JCGO (pronounced as "j-c-go") translates (converts) programs written in Java into platform-independent C code that can be compiled (by third-party tools) into highly-optimized native code for the target platform. JCGO is a powerful solution that enables your desktop, server-side, embedded, mobile, and wireless Java applications to take full advantage of the underlying hardware. In addition, JCGO makes your programs, when compiled to native code, as hard to reverse engineer as if they were written in C/C++. The JCGO translator uses some optimization algorithms that allow, together with optimizations performed by a C compiler, the resulting executable code to reach better performance compared with the traditional Java implementations (based on the Just-In-Time technology). The produced executable does not contain nor require a Java Virtual Machine to execute, so its resource requirements are smaller than that required by a typical Java VM. This also simplifies the process of deployment and distribution of an application.
Peludo is a system that provides a toolchain and a runtime to create and launch self-contained, platform independent, injectable, network transportable, non-static applications that can be dynamically extended on-demand. From a security assessment perspective, it could be seen as a tool to create advanced payloads: entire libraries and multithreading programs can be deployed over the network without touching the target file system.
OnPosix is a tiny library to abstract POSIX mechanisms to C++ developers. Most features offered by this library can be found either inside the Boost library or in a library compliant with the C++11 standard. Unfortunately, however, for some embedded Linux devices, these libraries cannot represent viable solutions, due to the lack of memory space (for the Boost libraries) and the lack of a new C++ compiler (e.g., on Xilinx MicroBlaze). On these platforms, the OnPosix library represents a good and cheap solution to have object-oriented POSIX mechanisms. The library offers support for threads, mutual exclusion, sockets, logging, timing, etc.

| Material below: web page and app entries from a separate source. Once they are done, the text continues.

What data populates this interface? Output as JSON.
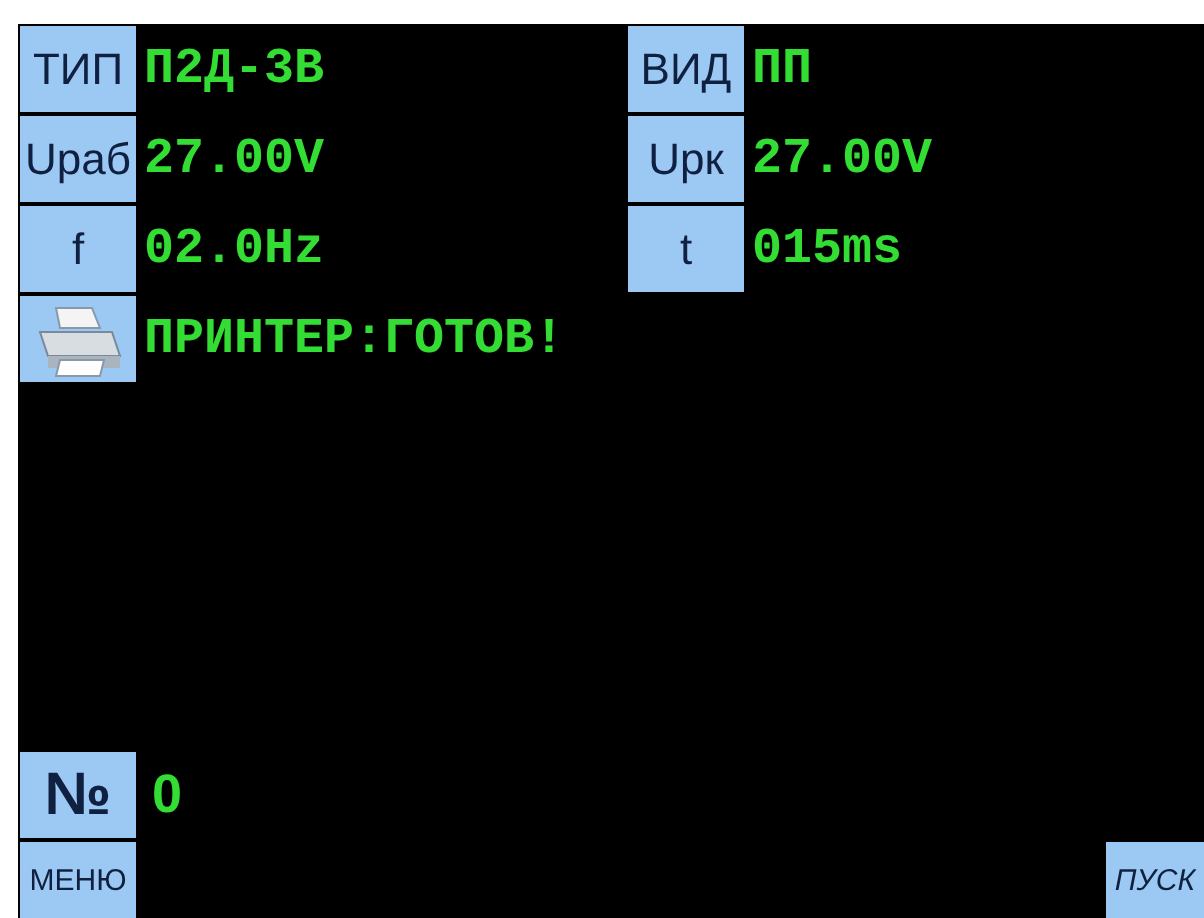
{
  "fields": [
    {
      "label": "ТИП",
      "value": "П2Д-3В"
    },
    {
      "label": "ВИД",
      "value": "ПП"
    },
    {
      "label": "Uраб",
      "value": "27.00V"
    },
    {
      "label": "Uрк",
      "value": "27.00V"
    },
    {
      "label": "f",
      "value": "02.0Hz"
    },
    {
      "label": "t",
      "value": "015ms"
    }
  ],
  "printer": {
    "status": "ПРИНТЕР:ГОТОВ!"
  },
  "counter": {
    "label": "№",
    "value": "0"
  },
  "buttons": [
    {
      "label": "МЕНЮ"
    },
    {
      "label": "ПУСК"
    }
  ]
}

MW is a low footprint embedded UI framework core intended for use on very limited systems. It embeds the JPEG, Freetype, and Cairo libraries, so it only depends on X. It should be fairly portable, as the only thing you need is to create a window on every platform and manage the events.